(Beginning of Material supplied)
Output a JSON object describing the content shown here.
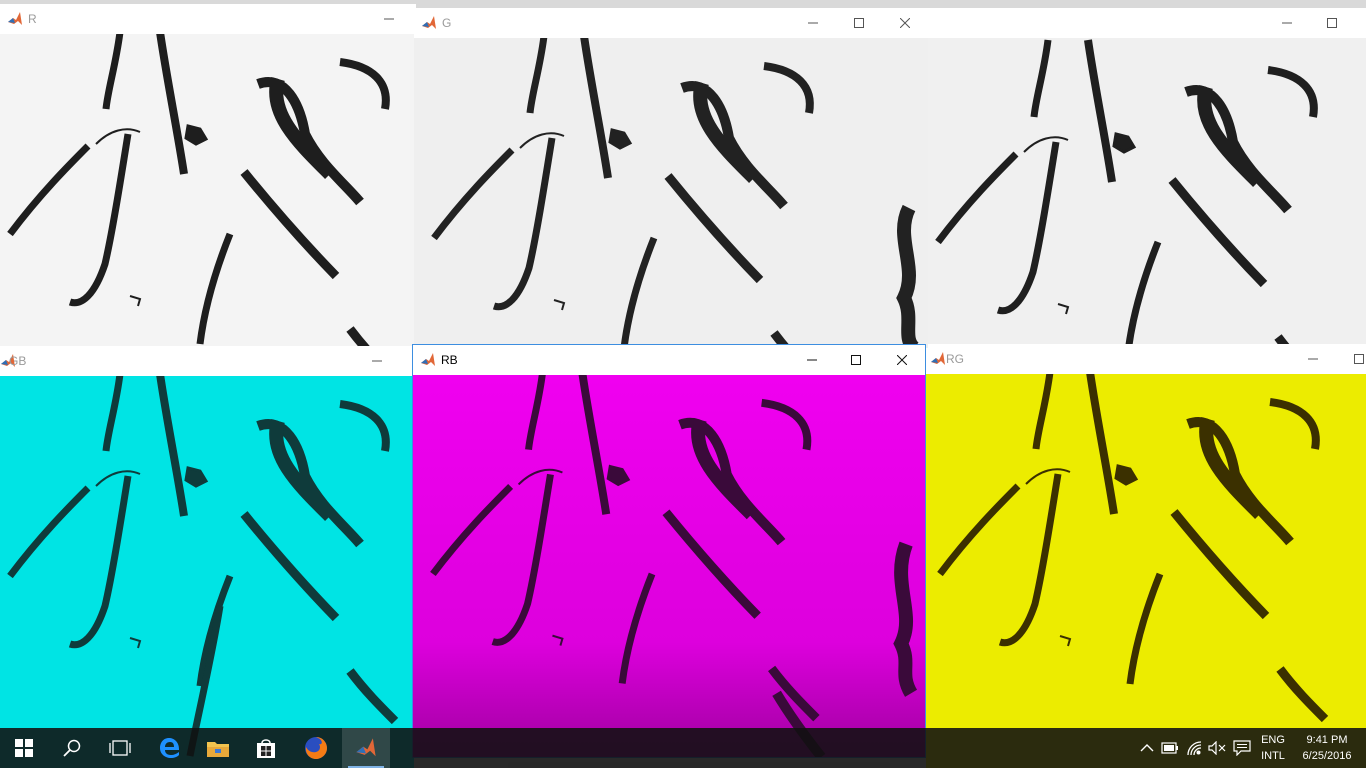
{
  "windows": {
    "r": {
      "title": "R",
      "tint": "#f5f5f5",
      "ink": "#1e1e1e"
    },
    "g": {
      "title": "G",
      "tint": "#f3f3f3",
      "ink": "#222222"
    },
    "b": {
      "title": "",
      "tint": "#f0f0f0",
      "ink": "#1f1f1f"
    },
    "gb": {
      "title": "GB",
      "tint": "#00e6e6",
      "ink": "#0f3b3b"
    },
    "rb": {
      "title": "RB",
      "tint": "#ee00ee",
      "ink": "#3a0a3a"
    },
    "rg": {
      "title": "RG",
      "tint": "#eeee00",
      "ink": "#3b3000"
    }
  },
  "taskbar": {
    "icons": [
      "windows-start-icon",
      "search-icon",
      "task-view-icon",
      "edge-icon",
      "file-explorer-icon",
      "store-icon",
      "firefox-icon",
      "matlab-icon"
    ],
    "active": "matlab-icon",
    "language": "ENG",
    "layout": "INTL",
    "time": "9:41 PM",
    "date": "6/25/2016"
  },
  "colors": {
    "focus_border": "#3d8ee0",
    "taskbar": "#101010",
    "matlab_orange": "#e16737",
    "matlab_blue": "#2f6fb6"
  }
}
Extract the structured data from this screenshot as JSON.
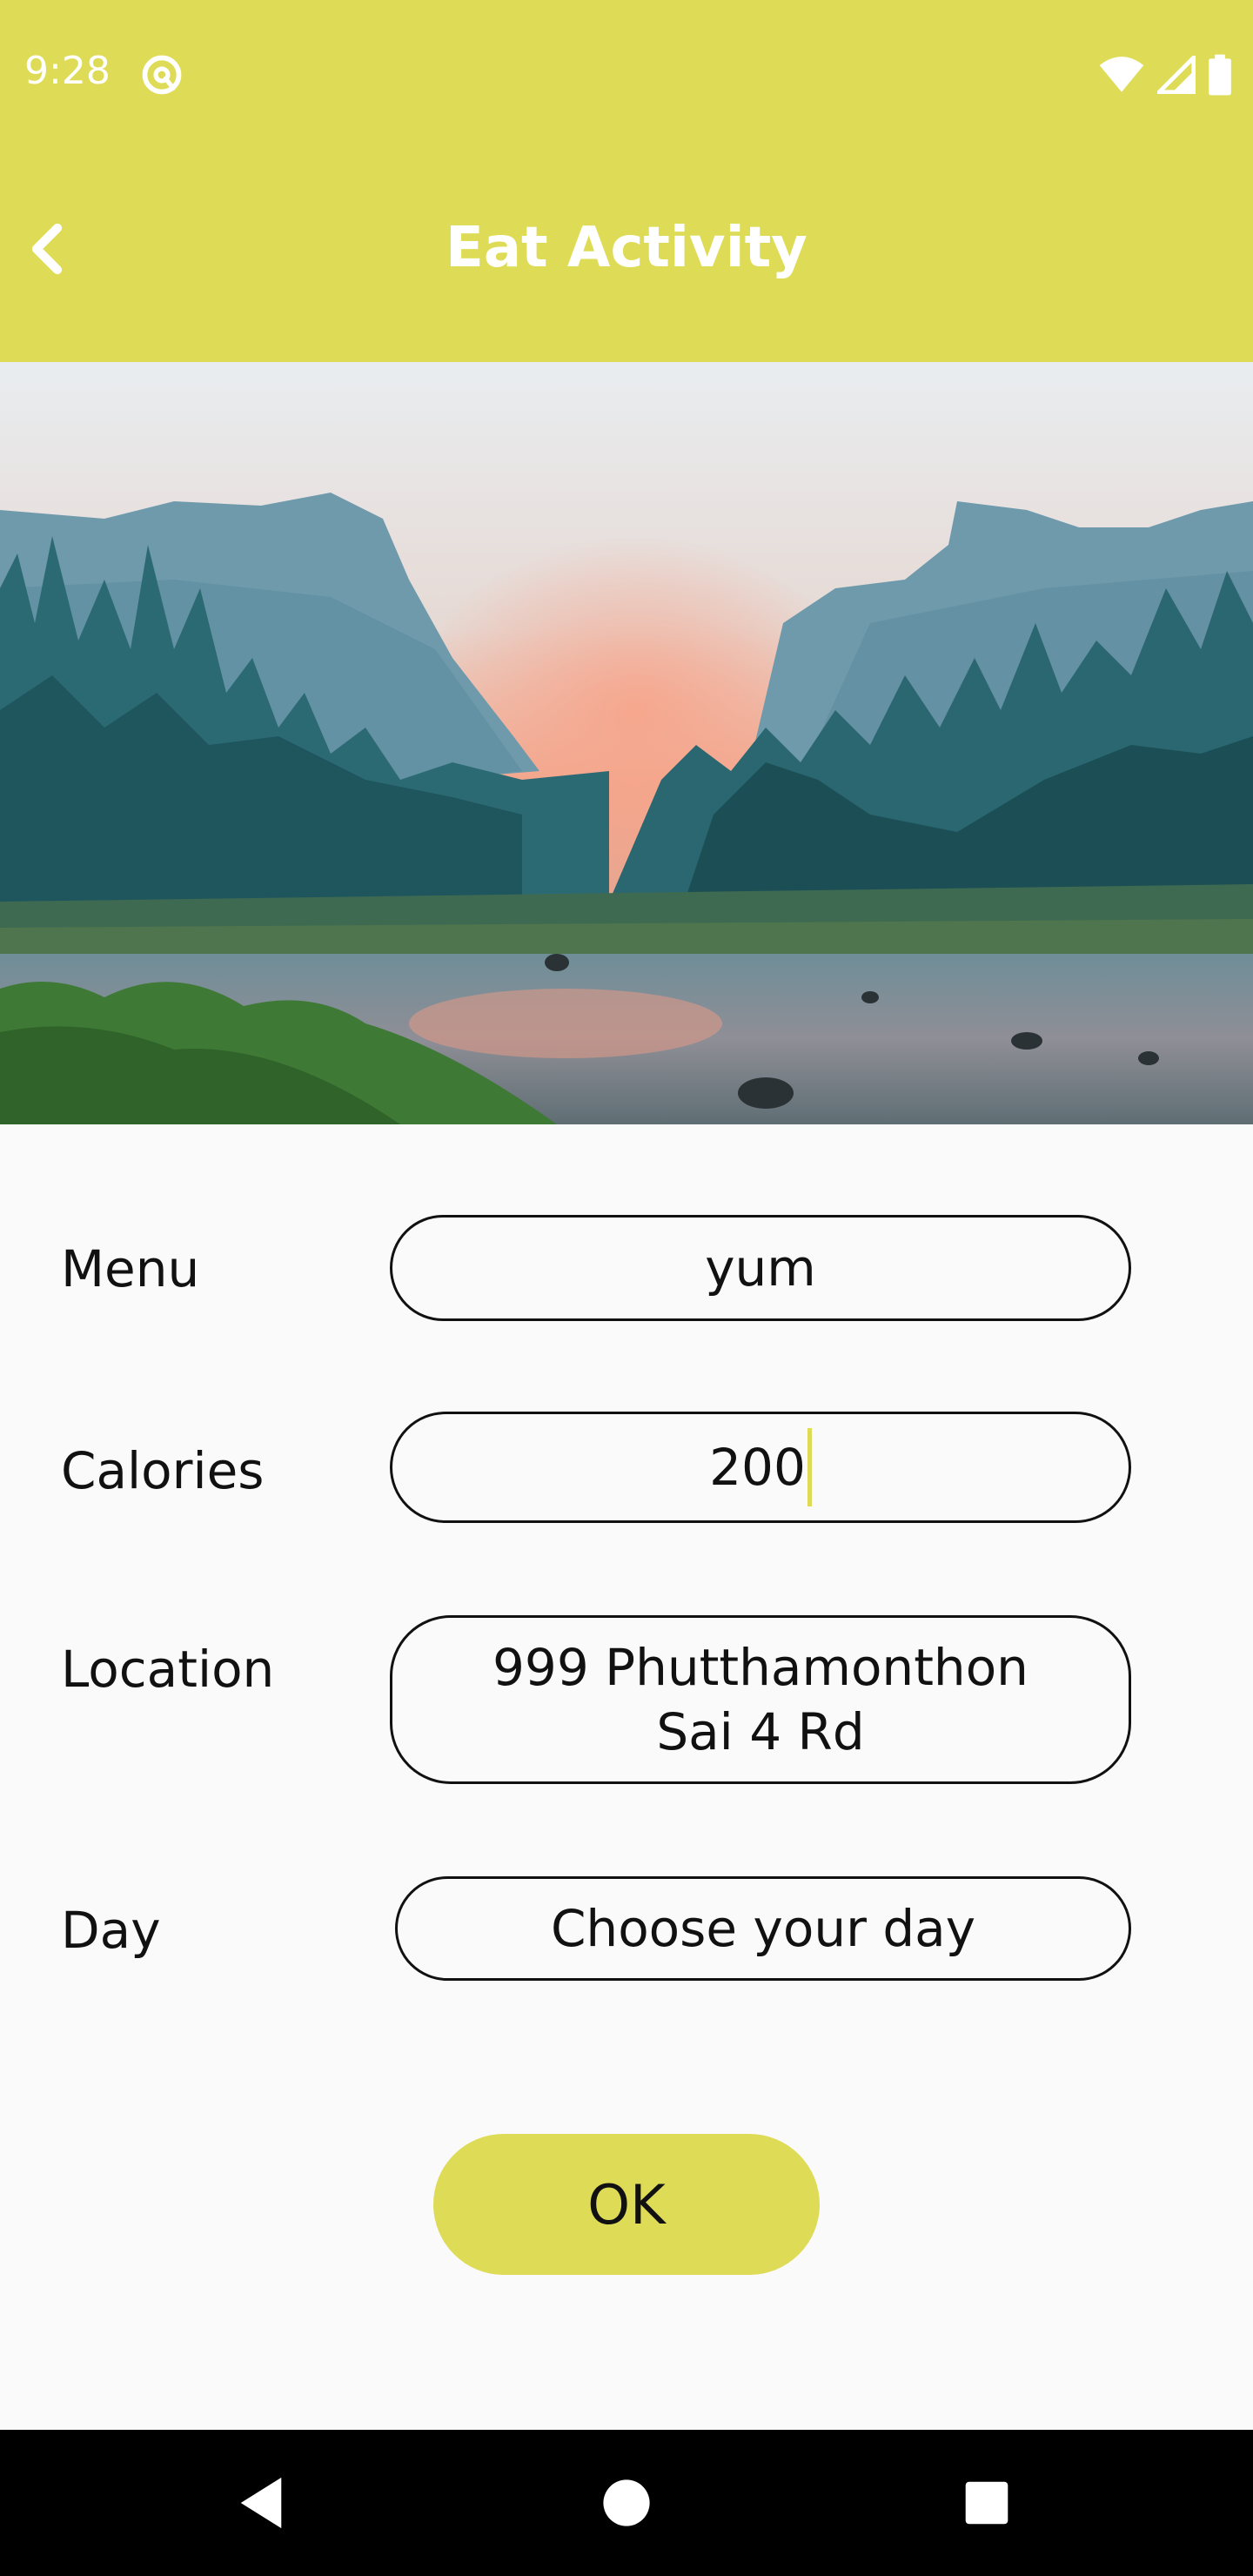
{
  "status_bar": {
    "time": "9:28",
    "color": "#dedc56",
    "icons": [
      "at-sign-icon",
      "wifi-icon",
      "signal-icon",
      "battery-icon"
    ]
  },
  "app_bar": {
    "title": "Eat Activity",
    "back_icon": "chevron-left-icon"
  },
  "hero": {
    "description_icon": "landscape-image"
  },
  "form": {
    "menu": {
      "label": "Menu",
      "value": "yum"
    },
    "calories": {
      "label": "Calories",
      "value": "200"
    },
    "location": {
      "label": "Location",
      "value_line1": "999 Phutthamonthon",
      "value_line2": "Sai 4 Rd"
    },
    "day": {
      "label": "Day",
      "placeholder": "Choose your day"
    }
  },
  "ok_button": {
    "label": "OK"
  },
  "nav_bar": {
    "icons": [
      "back-triangle-icon",
      "home-circle-icon",
      "recents-square-icon"
    ]
  },
  "colors": {
    "accent": "#dedc56",
    "background": "#fafafa",
    "text": "#111111"
  }
}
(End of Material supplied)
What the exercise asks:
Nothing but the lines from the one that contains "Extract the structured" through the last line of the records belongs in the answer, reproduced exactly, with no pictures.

The answer:
Extract the structured data from this screenshot as JSON.
{
  "status_bar": {
    "time": "9:28",
    "color": "#dedc56",
    "icons": [
      "at-sign-icon",
      "wifi-icon",
      "signal-icon",
      "battery-icon"
    ]
  },
  "app_bar": {
    "title": "Eat Activity",
    "back_icon": "chevron-left-icon"
  },
  "hero": {
    "description_icon": "landscape-image"
  },
  "form": {
    "menu": {
      "label": "Menu",
      "value": "yum"
    },
    "calories": {
      "label": "Calories",
      "value": "200"
    },
    "location": {
      "label": "Location",
      "value_line1": "999 Phutthamonthon",
      "value_line2": "Sai 4 Rd"
    },
    "day": {
      "label": "Day",
      "placeholder": "Choose your day"
    }
  },
  "ok_button": {
    "label": "OK"
  },
  "nav_bar": {
    "icons": [
      "back-triangle-icon",
      "home-circle-icon",
      "recents-square-icon"
    ]
  },
  "colors": {
    "accent": "#dedc56",
    "background": "#fafafa",
    "text": "#111111"
  }
}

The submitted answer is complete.